◆ Excerpted data

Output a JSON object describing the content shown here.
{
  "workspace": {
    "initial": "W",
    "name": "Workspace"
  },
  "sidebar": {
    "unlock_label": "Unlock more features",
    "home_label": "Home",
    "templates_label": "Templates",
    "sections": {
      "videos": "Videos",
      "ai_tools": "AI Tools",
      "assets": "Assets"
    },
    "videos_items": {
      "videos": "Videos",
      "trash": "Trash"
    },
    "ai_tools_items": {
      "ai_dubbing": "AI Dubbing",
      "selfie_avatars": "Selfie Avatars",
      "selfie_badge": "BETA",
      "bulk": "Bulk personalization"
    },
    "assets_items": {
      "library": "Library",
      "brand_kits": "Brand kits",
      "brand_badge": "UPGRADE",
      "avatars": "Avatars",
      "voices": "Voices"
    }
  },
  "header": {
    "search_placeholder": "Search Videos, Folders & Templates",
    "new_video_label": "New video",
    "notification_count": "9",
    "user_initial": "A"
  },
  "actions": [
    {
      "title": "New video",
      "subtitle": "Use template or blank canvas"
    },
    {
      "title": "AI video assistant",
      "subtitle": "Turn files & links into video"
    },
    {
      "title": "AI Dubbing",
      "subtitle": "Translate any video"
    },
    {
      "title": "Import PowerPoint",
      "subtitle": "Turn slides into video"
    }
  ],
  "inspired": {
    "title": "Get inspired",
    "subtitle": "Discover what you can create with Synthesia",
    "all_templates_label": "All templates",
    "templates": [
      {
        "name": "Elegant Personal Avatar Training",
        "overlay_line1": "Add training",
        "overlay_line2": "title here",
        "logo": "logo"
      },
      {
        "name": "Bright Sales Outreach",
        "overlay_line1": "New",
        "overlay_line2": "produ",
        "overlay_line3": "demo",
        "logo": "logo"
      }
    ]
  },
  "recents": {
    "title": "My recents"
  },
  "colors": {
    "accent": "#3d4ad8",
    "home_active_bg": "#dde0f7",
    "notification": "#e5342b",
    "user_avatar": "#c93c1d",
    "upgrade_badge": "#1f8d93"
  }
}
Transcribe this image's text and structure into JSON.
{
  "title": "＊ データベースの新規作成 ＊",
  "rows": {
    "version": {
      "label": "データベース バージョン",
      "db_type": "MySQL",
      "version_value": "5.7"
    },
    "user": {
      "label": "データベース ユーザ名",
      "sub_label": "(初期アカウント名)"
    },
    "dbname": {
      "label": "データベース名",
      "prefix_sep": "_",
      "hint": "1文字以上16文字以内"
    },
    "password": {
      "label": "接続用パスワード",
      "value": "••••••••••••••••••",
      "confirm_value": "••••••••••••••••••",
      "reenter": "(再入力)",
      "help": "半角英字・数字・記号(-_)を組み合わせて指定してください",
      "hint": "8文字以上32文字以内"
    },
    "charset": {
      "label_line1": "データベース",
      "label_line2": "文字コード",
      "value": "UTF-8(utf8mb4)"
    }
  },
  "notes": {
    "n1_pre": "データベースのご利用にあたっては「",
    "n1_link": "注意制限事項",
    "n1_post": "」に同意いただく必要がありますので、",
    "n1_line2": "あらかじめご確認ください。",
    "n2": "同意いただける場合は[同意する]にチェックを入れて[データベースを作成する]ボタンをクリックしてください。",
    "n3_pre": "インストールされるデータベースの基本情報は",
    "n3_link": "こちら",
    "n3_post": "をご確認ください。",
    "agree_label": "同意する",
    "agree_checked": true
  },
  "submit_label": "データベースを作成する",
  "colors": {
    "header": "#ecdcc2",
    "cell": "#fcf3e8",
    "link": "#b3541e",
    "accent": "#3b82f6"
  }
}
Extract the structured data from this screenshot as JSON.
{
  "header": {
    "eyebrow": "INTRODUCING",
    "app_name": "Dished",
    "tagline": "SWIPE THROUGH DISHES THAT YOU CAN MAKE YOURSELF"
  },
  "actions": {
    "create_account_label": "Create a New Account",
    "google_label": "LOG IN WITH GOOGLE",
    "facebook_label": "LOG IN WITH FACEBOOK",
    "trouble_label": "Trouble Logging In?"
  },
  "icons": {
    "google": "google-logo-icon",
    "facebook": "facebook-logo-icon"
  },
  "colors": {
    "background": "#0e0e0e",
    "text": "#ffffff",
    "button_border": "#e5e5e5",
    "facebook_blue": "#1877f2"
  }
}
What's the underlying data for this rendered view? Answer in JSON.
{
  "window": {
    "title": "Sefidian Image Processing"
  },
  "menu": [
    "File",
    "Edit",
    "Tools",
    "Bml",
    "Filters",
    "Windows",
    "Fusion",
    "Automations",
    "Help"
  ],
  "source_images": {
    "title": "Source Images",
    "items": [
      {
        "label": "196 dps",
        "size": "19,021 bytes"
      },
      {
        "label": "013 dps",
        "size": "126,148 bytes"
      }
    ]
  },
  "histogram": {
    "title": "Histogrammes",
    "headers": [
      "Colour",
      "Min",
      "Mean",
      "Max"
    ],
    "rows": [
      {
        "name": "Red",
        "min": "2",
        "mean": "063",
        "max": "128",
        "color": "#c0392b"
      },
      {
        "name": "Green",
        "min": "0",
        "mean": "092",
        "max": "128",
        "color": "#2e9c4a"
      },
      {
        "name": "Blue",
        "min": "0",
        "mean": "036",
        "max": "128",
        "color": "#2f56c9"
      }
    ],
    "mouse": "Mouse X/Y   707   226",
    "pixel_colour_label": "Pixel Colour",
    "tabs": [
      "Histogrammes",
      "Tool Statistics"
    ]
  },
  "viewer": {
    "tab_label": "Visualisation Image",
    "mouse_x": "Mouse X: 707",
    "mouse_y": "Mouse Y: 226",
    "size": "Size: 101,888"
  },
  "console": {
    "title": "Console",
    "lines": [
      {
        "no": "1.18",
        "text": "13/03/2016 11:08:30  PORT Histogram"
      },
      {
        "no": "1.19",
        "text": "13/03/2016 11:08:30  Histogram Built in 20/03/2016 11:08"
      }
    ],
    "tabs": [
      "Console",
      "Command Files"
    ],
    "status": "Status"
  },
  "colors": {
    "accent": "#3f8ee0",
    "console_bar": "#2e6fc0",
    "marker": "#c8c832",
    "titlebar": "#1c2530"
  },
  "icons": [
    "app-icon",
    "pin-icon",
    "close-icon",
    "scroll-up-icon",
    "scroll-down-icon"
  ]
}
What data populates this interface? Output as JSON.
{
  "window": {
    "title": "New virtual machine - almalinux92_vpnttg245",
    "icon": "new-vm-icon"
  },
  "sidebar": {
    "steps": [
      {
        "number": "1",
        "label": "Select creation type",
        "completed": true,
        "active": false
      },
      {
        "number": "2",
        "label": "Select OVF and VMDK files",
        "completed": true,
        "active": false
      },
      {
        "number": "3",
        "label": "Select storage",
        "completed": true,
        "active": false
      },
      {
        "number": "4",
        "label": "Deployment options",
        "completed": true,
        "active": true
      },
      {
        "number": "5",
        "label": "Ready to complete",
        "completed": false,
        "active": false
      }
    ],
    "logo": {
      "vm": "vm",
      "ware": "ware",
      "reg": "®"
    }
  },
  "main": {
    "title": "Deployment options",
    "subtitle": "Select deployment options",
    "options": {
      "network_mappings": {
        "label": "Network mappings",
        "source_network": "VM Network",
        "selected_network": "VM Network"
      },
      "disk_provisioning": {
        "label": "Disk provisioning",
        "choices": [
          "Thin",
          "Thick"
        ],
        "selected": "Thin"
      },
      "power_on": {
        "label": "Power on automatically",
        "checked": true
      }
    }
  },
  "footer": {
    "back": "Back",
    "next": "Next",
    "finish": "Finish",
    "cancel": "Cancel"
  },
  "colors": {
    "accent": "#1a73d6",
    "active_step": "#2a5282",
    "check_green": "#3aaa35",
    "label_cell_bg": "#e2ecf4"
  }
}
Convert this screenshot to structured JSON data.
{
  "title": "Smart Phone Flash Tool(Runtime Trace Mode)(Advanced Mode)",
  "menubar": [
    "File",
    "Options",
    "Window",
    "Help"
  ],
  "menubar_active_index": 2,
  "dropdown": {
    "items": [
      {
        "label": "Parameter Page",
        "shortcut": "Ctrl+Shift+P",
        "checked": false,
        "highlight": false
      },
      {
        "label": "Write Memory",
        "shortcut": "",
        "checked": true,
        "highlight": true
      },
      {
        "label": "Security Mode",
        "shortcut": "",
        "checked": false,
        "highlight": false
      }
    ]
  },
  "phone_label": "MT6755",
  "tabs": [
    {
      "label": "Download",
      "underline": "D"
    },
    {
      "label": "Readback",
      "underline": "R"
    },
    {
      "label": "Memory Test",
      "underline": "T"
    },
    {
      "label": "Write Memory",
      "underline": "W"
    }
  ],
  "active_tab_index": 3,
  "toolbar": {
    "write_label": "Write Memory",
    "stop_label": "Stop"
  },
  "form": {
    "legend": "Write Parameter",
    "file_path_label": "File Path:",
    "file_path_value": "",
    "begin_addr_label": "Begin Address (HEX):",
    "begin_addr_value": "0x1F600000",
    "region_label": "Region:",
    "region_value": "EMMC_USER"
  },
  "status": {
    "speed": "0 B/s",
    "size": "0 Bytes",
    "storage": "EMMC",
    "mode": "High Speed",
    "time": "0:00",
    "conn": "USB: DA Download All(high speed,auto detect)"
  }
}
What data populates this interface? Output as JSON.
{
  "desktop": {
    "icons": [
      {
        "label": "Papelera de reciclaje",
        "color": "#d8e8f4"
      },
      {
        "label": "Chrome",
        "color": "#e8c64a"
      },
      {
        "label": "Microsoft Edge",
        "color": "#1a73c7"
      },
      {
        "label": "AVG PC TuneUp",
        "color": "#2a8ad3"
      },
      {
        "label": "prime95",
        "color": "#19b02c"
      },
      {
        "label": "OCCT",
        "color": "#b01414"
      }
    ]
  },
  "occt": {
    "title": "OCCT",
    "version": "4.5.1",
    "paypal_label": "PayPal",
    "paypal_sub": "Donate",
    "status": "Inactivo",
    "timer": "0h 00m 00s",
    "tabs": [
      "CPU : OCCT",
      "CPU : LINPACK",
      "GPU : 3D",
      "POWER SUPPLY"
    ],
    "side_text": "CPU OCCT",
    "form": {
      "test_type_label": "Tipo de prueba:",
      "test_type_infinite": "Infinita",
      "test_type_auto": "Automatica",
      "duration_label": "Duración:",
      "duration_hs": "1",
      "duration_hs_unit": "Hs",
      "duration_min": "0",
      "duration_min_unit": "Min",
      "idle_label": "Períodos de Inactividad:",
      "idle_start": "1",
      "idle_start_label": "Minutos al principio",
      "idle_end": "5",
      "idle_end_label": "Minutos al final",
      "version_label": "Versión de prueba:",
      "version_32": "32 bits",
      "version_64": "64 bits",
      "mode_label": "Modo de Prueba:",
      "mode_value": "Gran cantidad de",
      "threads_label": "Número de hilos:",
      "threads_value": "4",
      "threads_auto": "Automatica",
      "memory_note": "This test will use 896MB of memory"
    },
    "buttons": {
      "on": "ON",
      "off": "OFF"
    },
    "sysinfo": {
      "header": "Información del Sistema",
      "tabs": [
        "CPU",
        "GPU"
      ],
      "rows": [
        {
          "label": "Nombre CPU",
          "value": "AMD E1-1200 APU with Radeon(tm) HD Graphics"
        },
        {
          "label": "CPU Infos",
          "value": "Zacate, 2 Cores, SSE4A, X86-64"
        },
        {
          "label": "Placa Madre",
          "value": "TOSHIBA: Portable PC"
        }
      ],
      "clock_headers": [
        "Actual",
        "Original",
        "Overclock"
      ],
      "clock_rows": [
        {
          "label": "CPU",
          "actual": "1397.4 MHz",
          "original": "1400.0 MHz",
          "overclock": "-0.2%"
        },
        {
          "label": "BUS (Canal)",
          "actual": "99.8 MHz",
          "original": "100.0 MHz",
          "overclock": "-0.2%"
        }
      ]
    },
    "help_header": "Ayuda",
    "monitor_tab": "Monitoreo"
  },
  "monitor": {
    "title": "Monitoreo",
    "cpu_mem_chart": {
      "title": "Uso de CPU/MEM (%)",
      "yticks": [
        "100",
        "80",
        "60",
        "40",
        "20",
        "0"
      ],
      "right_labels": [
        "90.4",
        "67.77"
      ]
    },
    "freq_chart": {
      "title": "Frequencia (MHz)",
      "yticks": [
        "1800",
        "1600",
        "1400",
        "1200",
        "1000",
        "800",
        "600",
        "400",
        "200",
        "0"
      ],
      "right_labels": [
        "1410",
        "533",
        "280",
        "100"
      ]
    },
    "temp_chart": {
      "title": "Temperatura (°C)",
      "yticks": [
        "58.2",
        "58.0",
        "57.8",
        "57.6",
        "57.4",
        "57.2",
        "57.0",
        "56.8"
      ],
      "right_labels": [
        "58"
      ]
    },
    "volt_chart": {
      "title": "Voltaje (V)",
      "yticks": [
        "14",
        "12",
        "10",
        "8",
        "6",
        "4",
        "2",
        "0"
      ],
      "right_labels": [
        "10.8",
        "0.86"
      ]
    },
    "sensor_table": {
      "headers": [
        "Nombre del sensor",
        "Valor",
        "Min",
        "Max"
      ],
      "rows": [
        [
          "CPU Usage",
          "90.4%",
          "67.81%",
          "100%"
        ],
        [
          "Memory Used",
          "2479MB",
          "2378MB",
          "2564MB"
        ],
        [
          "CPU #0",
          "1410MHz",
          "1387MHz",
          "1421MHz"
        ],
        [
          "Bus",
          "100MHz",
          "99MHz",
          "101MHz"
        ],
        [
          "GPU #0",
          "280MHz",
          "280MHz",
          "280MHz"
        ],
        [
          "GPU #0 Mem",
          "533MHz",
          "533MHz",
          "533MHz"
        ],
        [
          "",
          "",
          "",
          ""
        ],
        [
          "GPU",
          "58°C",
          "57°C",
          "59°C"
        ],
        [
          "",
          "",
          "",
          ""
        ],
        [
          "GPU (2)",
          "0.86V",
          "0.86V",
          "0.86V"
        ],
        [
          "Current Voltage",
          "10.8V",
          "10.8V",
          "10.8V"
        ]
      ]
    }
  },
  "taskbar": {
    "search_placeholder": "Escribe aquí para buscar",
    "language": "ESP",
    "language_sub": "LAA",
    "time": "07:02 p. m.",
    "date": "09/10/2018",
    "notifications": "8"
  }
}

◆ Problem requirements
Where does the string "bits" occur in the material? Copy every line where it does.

◆ Task result
      "version_32": "32 bits",
      "version_64": "64 bits",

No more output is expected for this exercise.